Lots of religious traditions have some version of the concept of axis mundi, the point where heaven meets earth, and God is most present. Or the point at which the underworld has an exit to the surface, from which our earliest ancestors emerged. No matter the history or the explanation, the axis mundi is the point deemed to be at the spiritual center of the spinning world.
I’d like to propose a paired concept, the personales borealis, our own individual North that sets our course. I think that all of us have some magnetic pole that draws us perpetually toward our own home. We already have words for that, of course: obsession, or mania, or idée fixe, or mission, or passion. But I think none of those quite hit their mark, because they feel like either decisions or afflictions. I’d like to use personales borealis to designate something more neutral, more basic: our own individual polarization that pulls us perpetually in a single direction, toward the destination we never reach.
The axis mundi is settled and stable. The personales borealis makes us move.
The axis mundi is a point of reassurance.
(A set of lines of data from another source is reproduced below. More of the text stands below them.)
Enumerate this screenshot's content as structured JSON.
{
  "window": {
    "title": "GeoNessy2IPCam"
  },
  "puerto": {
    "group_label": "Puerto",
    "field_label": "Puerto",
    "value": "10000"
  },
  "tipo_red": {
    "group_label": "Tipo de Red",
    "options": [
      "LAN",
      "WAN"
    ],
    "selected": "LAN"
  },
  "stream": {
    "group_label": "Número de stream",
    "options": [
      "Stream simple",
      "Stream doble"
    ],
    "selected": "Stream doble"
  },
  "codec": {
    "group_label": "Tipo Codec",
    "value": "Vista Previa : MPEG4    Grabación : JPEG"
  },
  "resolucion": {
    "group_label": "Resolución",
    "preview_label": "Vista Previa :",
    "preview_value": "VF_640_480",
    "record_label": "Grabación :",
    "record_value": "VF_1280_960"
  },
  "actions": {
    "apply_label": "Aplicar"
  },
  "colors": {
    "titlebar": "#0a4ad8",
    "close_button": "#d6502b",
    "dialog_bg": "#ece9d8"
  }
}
The personales borealis is the question perpetually unanswered.
The most identifying mantra for the axis mundi is Ram Dass’ simple be here now. But I think the best expression of the personales borealis comes from Martha Graham, who said to one of her friends, the choreographer Agnes de Mille, “No artist is pleased… There is only a queer divine dissatisfaction, a blessed unrest that keeps us marching and makes us more alive than the others.”
Although too much of what we call education is intended to instill our own borealis into other minds, it’ll never take. The one we’re born with can never be supplanted by one that’s grafted on. At best, the artifice will be rejected. At worst, and far too often, the imposed purpose is loud enough that it muffles the authentic one, and we spend too many years not being able to hear our true call.
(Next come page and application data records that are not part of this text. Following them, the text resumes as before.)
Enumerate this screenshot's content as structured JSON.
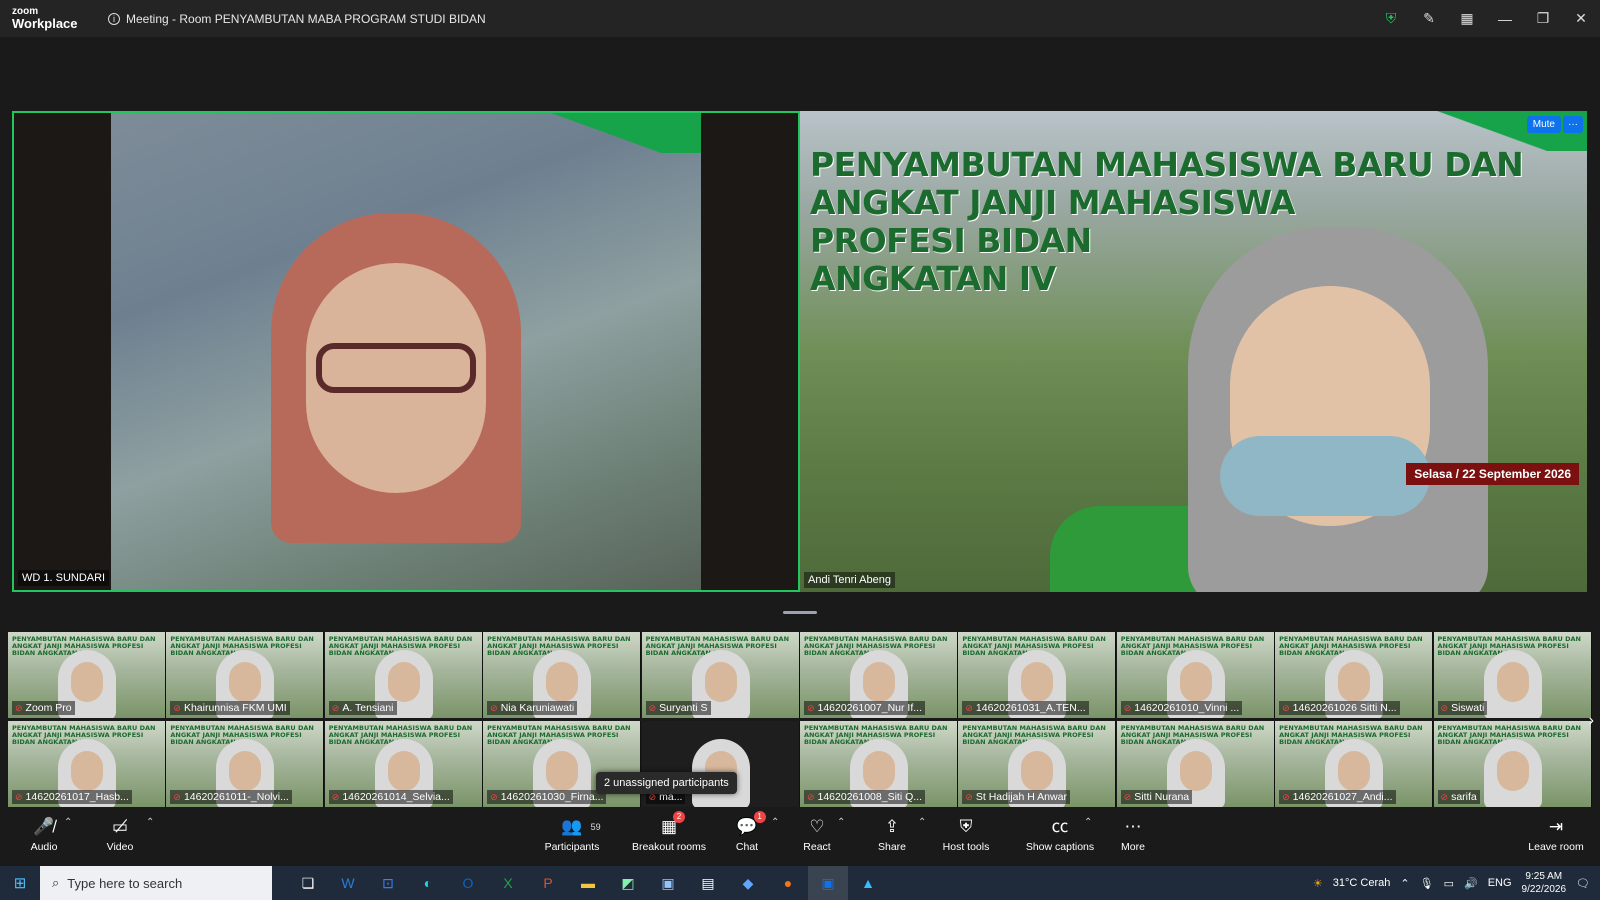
{
  "app": {
    "logo_line1": "zoom",
    "logo_line2": "Workplace"
  },
  "meeting": {
    "title": "Meeting - Room PENYAMBUTAN MABA PROGRAM STUDI BIDAN"
  },
  "main_tiles": [
    {
      "name": "WD 1. SUNDARI"
    },
    {
      "name": "Andi Tenri Abeng",
      "mute_label": "Mute",
      "more_label": "···",
      "slide_title": [
        "PENYAMBUTAN MAHASISWA BARU DAN",
        "ANGKAT JANJI MAHASISWA",
        "PROFESI BIDAN",
        "ANGKATAN IV"
      ],
      "date_text": "Selasa / 22 September 2026"
    }
  ],
  "gallery": {
    "mini_title": "PENYAMBUTAN MAHASISWA BARU DAN ANGKAT JANJI MAHASISWA PROFESI BIDAN ANGKATAN IV",
    "row1": [
      "Zoom Pro",
      "Khairunnisa FKM UMI",
      "A. Tensiani",
      "Nia Karuniawati",
      "Suryanti S",
      "14620261007_Nur If...",
      "14620261031_A.TEN...",
      "14620261010_Vinni ...",
      "14620261026 Sitti N...",
      "Siswati"
    ],
    "row2": [
      "14620261017_Hasb...",
      "14620261011-_Nolvi...",
      "14620261014_Selvia...",
      "14620261030_Firna...",
      "ma...",
      "14620261008_Siti Q...",
      "St Hadijah H Anwar",
      "Sitti Nurana",
      "14620261027_Andi...",
      "sarifa"
    ],
    "unassigned": "2 unassigned participants"
  },
  "toolbar": {
    "audio": "Audio",
    "video": "Video",
    "participants": "Participants",
    "participants_count": "59",
    "breakout": "Breakout rooms",
    "breakout_badge": "2",
    "chat": "Chat",
    "chat_badge": "1",
    "react": "React",
    "share": "Share",
    "host_tools": "Host tools",
    "captions": "Show captions",
    "more": "More",
    "leave": "Leave room"
  },
  "taskbar": {
    "search_placeholder": "Type here to search",
    "weather": "31°C  Cerah",
    "lang": "ENG",
    "time": "9:25 AM",
    "date": "9/22/2026"
  },
  "colors": {
    "active_speaker": "#22c55e",
    "accent": "#0e72ed",
    "alert": "#ef4444"
  }
}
This is the 200th of these little essays since I started this website in February 2019, a full book’s worth of writing that will never be a book. It’ll never be anything—except what it is, a chance two or three times a week to think about whatever comes to mind. Some people pursue their personales borealis through their hands, drawn forward into paper, or yarn, or a fine restaurant meal. Some people pursue their personales borealis through music, or through dance, or through athletic endeavor. Mine seems to draw me through language, through writing and erasing and writing again, drawing closer but never quite reaching.
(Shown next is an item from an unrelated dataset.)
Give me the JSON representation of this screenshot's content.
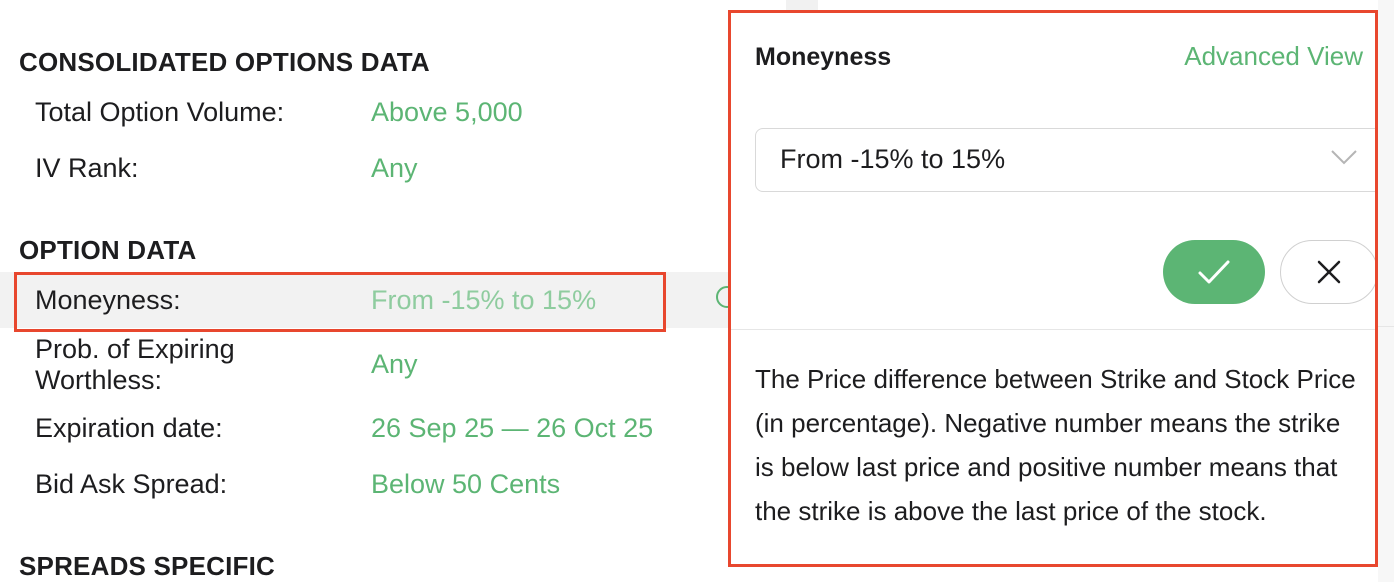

I hope that you give yourself some time today to sit with that question, to identify the magnetic charge of your own borealis. Let’s leave Martha Graham with today’s last word:
There is a vitality, a life force, an energy, a quickening that is translated through you into action, and because there is only one of you in all of time, this expression is unique. And if you block it, it will never exist through any other medium and it will be lost. The world will not have it. It is not your business to determine how good it is nor how valuable nor how it compares with other expressions. It is your business to keep it yours clearly and directly, to keep the channel open. You do not even have to believe in yourself or your work. You have to keep yourself open and aware to the urges that motivate you. Keep the channel open.